**The task:** Output every entry exactly, without any pictures.

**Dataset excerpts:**

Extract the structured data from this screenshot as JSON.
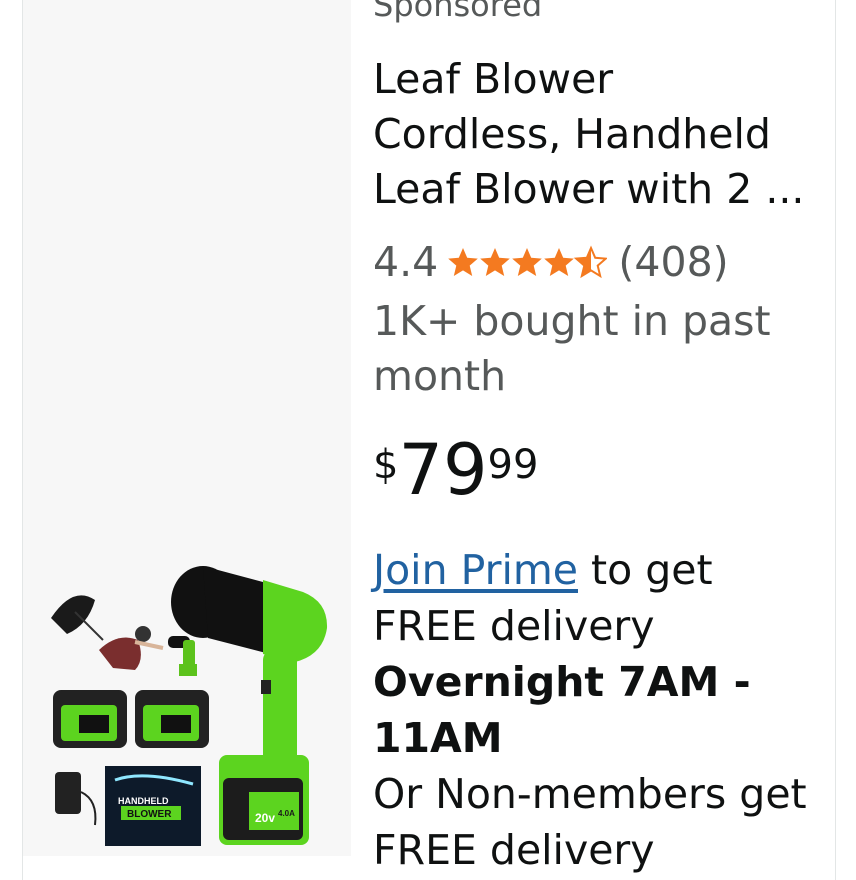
{
  "listing": {
    "sponsored_label": "Sponsored",
    "title_lines": [
      "Leaf Blower",
      "Cordless, Handheld",
      "Leaf Blower with 2 ..."
    ],
    "rating": {
      "value": "4.4",
      "stars": 4.5,
      "count": "(408)"
    },
    "bought": "1K+ bought in past month",
    "price": {
      "symbol": "$",
      "whole": "79",
      "fraction": "99"
    },
    "delivery": {
      "prime_link": "Join Prime",
      "prime_suffix": " to get FREE delivery",
      "window": "Overnight 7AM - 11AM",
      "nonmember": "Or Non-members get FREE delivery"
    },
    "image_text": {
      "box_line1": "HANDHELD",
      "box_line2": "BLOWER",
      "battery_voltage": "20v",
      "battery_capacity": "4.0A"
    }
  },
  "colors": {
    "star": "#f47a20",
    "link": "#2162a1",
    "muted": "#565959",
    "product_green": "#66cc22"
  }
}
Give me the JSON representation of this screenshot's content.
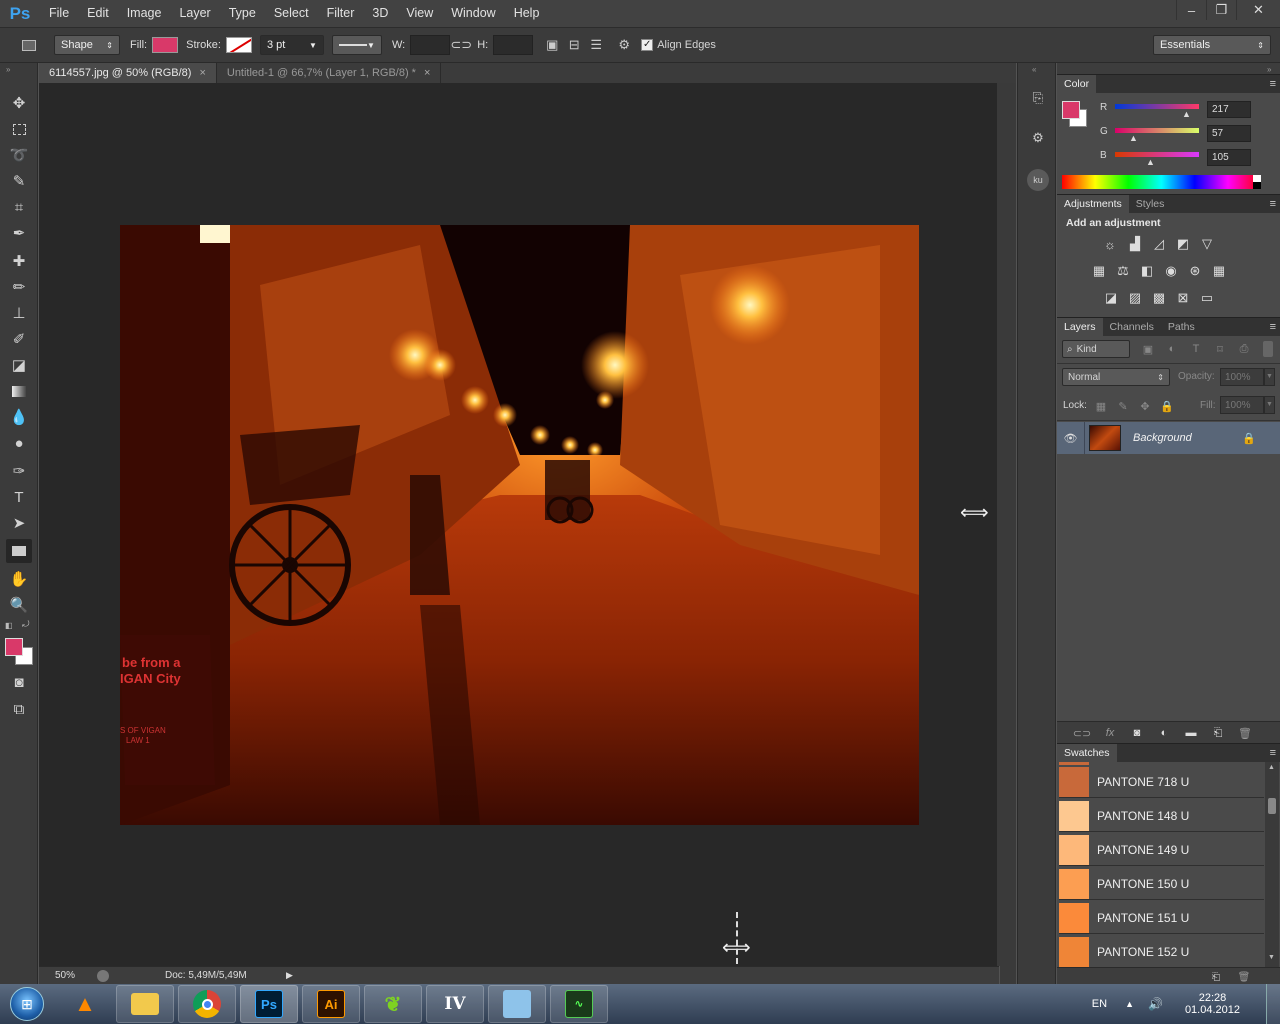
{
  "app": {
    "logo": "Ps"
  },
  "menu": [
    "File",
    "Edit",
    "Image",
    "Layer",
    "Type",
    "Select",
    "Filter",
    "3D",
    "View",
    "Window",
    "Help"
  ],
  "window_controls": {
    "minimize": "–",
    "restore": "❐",
    "close": "✕"
  },
  "options": {
    "tool_mode": "Shape",
    "fill_label": "Fill:",
    "fill_color": "#d93969",
    "stroke_label": "Stroke:",
    "stroke_width": "3 pt",
    "w_label": "W:",
    "h_label": "H:",
    "align_edges_label": "Align Edges",
    "align_edges_checked": true,
    "workspace": "Essentials"
  },
  "tabs": [
    {
      "label": "6114557.jpg @ 50% (RGB/8)",
      "close": "×",
      "active": true
    },
    {
      "label": "Untitled-1 @ 66,7% (Layer 1, RGB/8) *",
      "close": "×",
      "active": false
    }
  ],
  "status": {
    "zoom": "50%",
    "doc": "Doc: 5,49M/5,49M"
  },
  "photo_text": {
    "line1": "be from a",
    "line2": "IGAN City",
    "line3": "S OF VIGAN",
    "line4": "LAW 1"
  },
  "color_panel": {
    "tab": "Color",
    "foreground": "#d93969",
    "background": "#ffffff",
    "channels": [
      {
        "label": "R",
        "value": "217"
      },
      {
        "label": "G",
        "value": "57"
      },
      {
        "label": "B",
        "value": "105"
      }
    ]
  },
  "adjustments_panel": {
    "tabs": [
      "Adjustments",
      "Styles"
    ],
    "title": "Add an adjustment"
  },
  "layers_panel": {
    "tabs": [
      "Layers",
      "Channels",
      "Paths"
    ],
    "kind_label": "Kind",
    "blend_mode": "Normal",
    "opacity_label": "Opacity:",
    "opacity_value": "100%",
    "lock_label": "Lock:",
    "fill_label": "Fill:",
    "fill_value": "100%",
    "layers": [
      {
        "name": "Background",
        "visible": true,
        "locked": true
      }
    ]
  },
  "swatches_panel": {
    "tab": "Swatches",
    "items": [
      {
        "name": "PANTONE 718 U",
        "color": "#c8693a"
      },
      {
        "name": "PANTONE 148 U",
        "color": "#fdc890"
      },
      {
        "name": "PANTONE 149 U",
        "color": "#fdb87a"
      },
      {
        "name": "PANTONE 150 U",
        "color": "#fc9e52"
      },
      {
        "name": "PANTONE 151 U",
        "color": "#fb8a3a"
      },
      {
        "name": "PANTONE 152 U",
        "color": "#ef8537"
      }
    ]
  },
  "taskbar": {
    "apps": [
      "Windows Explorer",
      "VLC",
      "Chrome",
      "Photoshop",
      "Illustrator",
      "Tool",
      "IrfanView",
      "Control Panel",
      "Task Manager"
    ],
    "lang": "EN",
    "time": "22:28",
    "date": "01.04.2012"
  }
}
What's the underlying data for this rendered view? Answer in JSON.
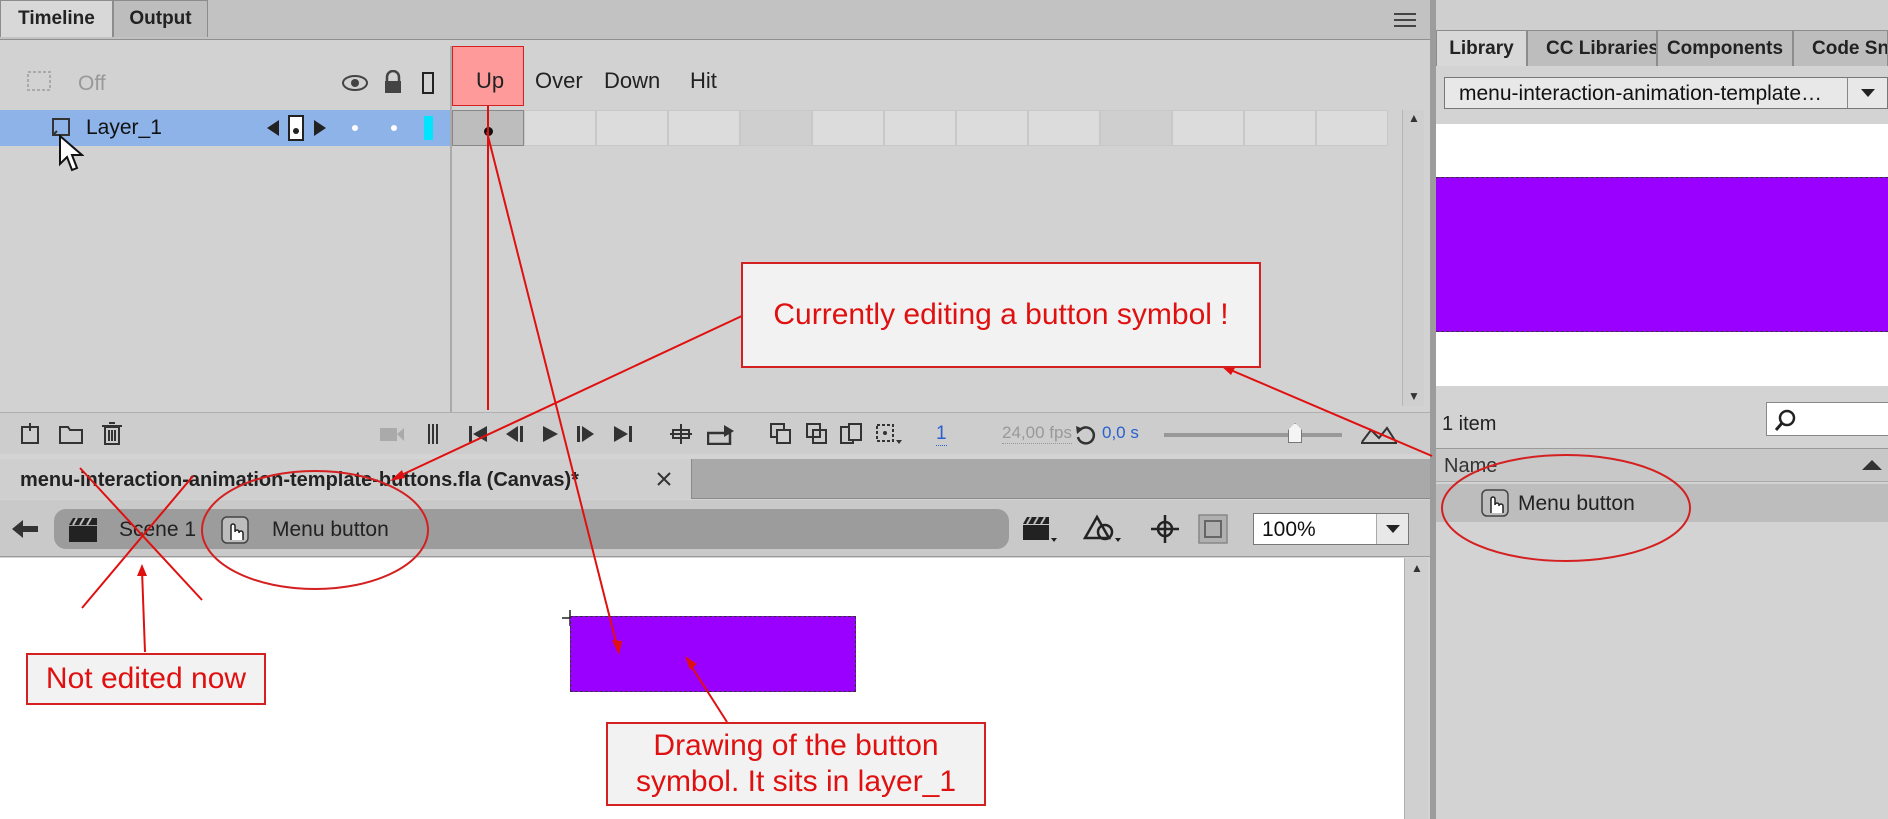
{
  "timeline": {
    "tabs": [
      "Timeline",
      "Output"
    ],
    "camera_label": "Off",
    "layer_name": "Layer_1",
    "frame_labels": [
      "Up",
      "Over",
      "Down",
      "Hit"
    ],
    "current_frame": "1",
    "fps": "24,00 fps",
    "time": "0,0 s"
  },
  "library": {
    "tabs": [
      "Library",
      "CC Libraries",
      "Components",
      "Code Snip"
    ],
    "document_select": "menu-interaction-animation-template…",
    "item_count": "1 item",
    "column_name": "Name",
    "items": [
      {
        "name": "Menu button"
      }
    ]
  },
  "stage": {
    "doc_tab": "menu-interaction-animation-template-buttons.fla (Canvas)*",
    "breadcrumb_scene": "Scene 1",
    "breadcrumb_symbol": "Menu button",
    "zoom": "100%"
  },
  "annotations": {
    "editing_note": "Currently editing a button symbol !",
    "not_edited_note": "Not edited now",
    "drawing_note_line1": "Drawing of the button",
    "drawing_note_line2": "symbol. It sits in layer_1"
  },
  "colors": {
    "symbol_fill": "#9a00ff",
    "layer_highlight": "#8db3e8",
    "current_frame_label_bg": "#ff9a9a",
    "annotation_red": "#e01010"
  }
}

**Result below:**
Extract the structured data from this screenshot as JSON.
{
  "listing": {
    "sponsored_label": "Sponsored",
    "title_lines": [
      "Leaf Blower",
      "Cordless, Handheld",
      "Leaf Blower with 2 ..."
    ],
    "rating": {
      "value": "4.4",
      "stars": 4.5,
      "count": "(408)"
    },
    "bought": "1K+ bought in past month",
    "price": {
      "symbol": "$",
      "whole": "79",
      "fraction": "99"
    },
    "delivery": {
      "prime_link": "Join Prime",
      "prime_suffix": " to get FREE delivery",
      "window": "Overnight 7AM - 11AM",
      "nonmember": "Or Non-members get FREE delivery"
    },
    "image_text": {
      "box_line1": "HANDHELD",
      "box_line2": "BLOWER",
      "battery_voltage": "20v",
      "battery_capacity": "4.0A"
    }
  },
  "colors": {
    "star": "#f47a20",
    "link": "#2162a1",
    "muted": "#565959",
    "product_green": "#66cc22"
  }
}
Give me the JSON representation of this screenshot's content.
{
  "app": {
    "logo": "Ps"
  },
  "menu": [
    "File",
    "Edit",
    "Image",
    "Layer",
    "Type",
    "Select",
    "Filter",
    "3D",
    "View",
    "Window",
    "Help"
  ],
  "window_controls": {
    "minimize": "–",
    "restore": "❐",
    "close": "✕"
  },
  "options": {
    "tool_mode": "Shape",
    "fill_label": "Fill:",
    "fill_color": "#d93969",
    "stroke_label": "Stroke:",
    "stroke_width": "3 pt",
    "w_label": "W:",
    "h_label": "H:",
    "align_edges_label": "Align Edges",
    "align_edges_checked": true,
    "workspace": "Essentials"
  },
  "tabs": [
    {
      "label": "6114557.jpg @ 50% (RGB/8)",
      "close": "×",
      "active": true
    },
    {
      "label": "Untitled-1 @ 66,7% (Layer 1, RGB/8) *",
      "close": "×",
      "active": false
    }
  ],
  "status": {
    "zoom": "50%",
    "doc": "Doc: 5,49M/5,49M"
  },
  "photo_text": {
    "line1": "be from a",
    "line2": "IGAN City",
    "line3": "S OF VIGAN",
    "line4": "LAW 1"
  },
  "color_panel": {
    "tab": "Color",
    "foreground": "#d93969",
    "background": "#ffffff",
    "channels": [
      {
        "label": "R",
        "value": "217"
      },
      {
        "label": "G",
        "value": "57"
      },
      {
        "label": "B",
        "value": "105"
      }
    ]
  },
  "adjustments_panel": {
    "tabs": [
      "Adjustments",
      "Styles"
    ],
    "title": "Add an adjustment"
  },
  "layers_panel": {
    "tabs": [
      "Layers",
      "Channels",
      "Paths"
    ],
    "kind_label": "Kind",
    "blend_mode": "Normal",
    "opacity_label": "Opacity:",
    "opacity_value": "100%",
    "lock_label": "Lock:",
    "fill_label": "Fill:",
    "fill_value": "100%",
    "layers": [
      {
        "name": "Background",
        "visible": true,
        "locked": true
      }
    ]
  },
  "swatches_panel": {
    "tab": "Swatches",
    "items": [
      {
        "name": "PANTONE 718 U",
        "color": "#c8693a"
      },
      {
        "name": "PANTONE 148 U",
        "color": "#fdc890"
      },
      {
        "name": "PANTONE 149 U",
        "color": "#fdb87a"
      },
      {
        "name": "PANTONE 150 U",
        "color": "#fc9e52"
      },
      {
        "name": "PANTONE 151 U",
        "color": "#fb8a3a"
      },
      {
        "name": "PANTONE 152 U",
        "color": "#ef8537"
      }
    ]
  },
  "taskbar": {
    "apps": [
      "Windows Explorer",
      "VLC",
      "Chrome",
      "Photoshop",
      "Illustrator",
      "Tool",
      "IrfanView",
      "Control Panel",
      "Task Manager"
    ],
    "lang": "EN",
    "time": "22:28",
    "date": "01.04.2012"
  }
}
What's the underlying data for this rendered view? Answer in JSON.
{
  "timeline": {
    "tabs": [
      "Timeline",
      "Output"
    ],
    "camera_label": "Off",
    "layer_name": "Layer_1",
    "frame_labels": [
      "Up",
      "Over",
      "Down",
      "Hit"
    ],
    "current_frame": "1",
    "fps": "24,00 fps",
    "time": "0,0 s"
  },
  "library": {
    "tabs": [
      "Library",
      "CC Libraries",
      "Components",
      "Code Snip"
    ],
    "document_select": "menu-interaction-animation-template…",
    "item_count": "1 item",
    "column_name": "Name",
    "items": [
      {
        "name": "Menu button"
      }
    ]
  },
  "stage": {
    "doc_tab": "menu-interaction-animation-template-buttons.fla (Canvas)*",
    "breadcrumb_scene": "Scene 1",
    "breadcrumb_symbol": "Menu button",
    "zoom": "100%"
  },
  "annotations": {
    "editing_note": "Currently editing a button symbol !",
    "not_edited_note": "Not edited now",
    "drawing_note_line1": "Drawing of the button",
    "drawing_note_line2": "symbol. It sits in layer_1"
  },
  "colors": {
    "symbol_fill": "#9a00ff",
    "layer_highlight": "#8db3e8",
    "current_frame_label_bg": "#ff9a9a",
    "annotation_red": "#e01010"
  }
}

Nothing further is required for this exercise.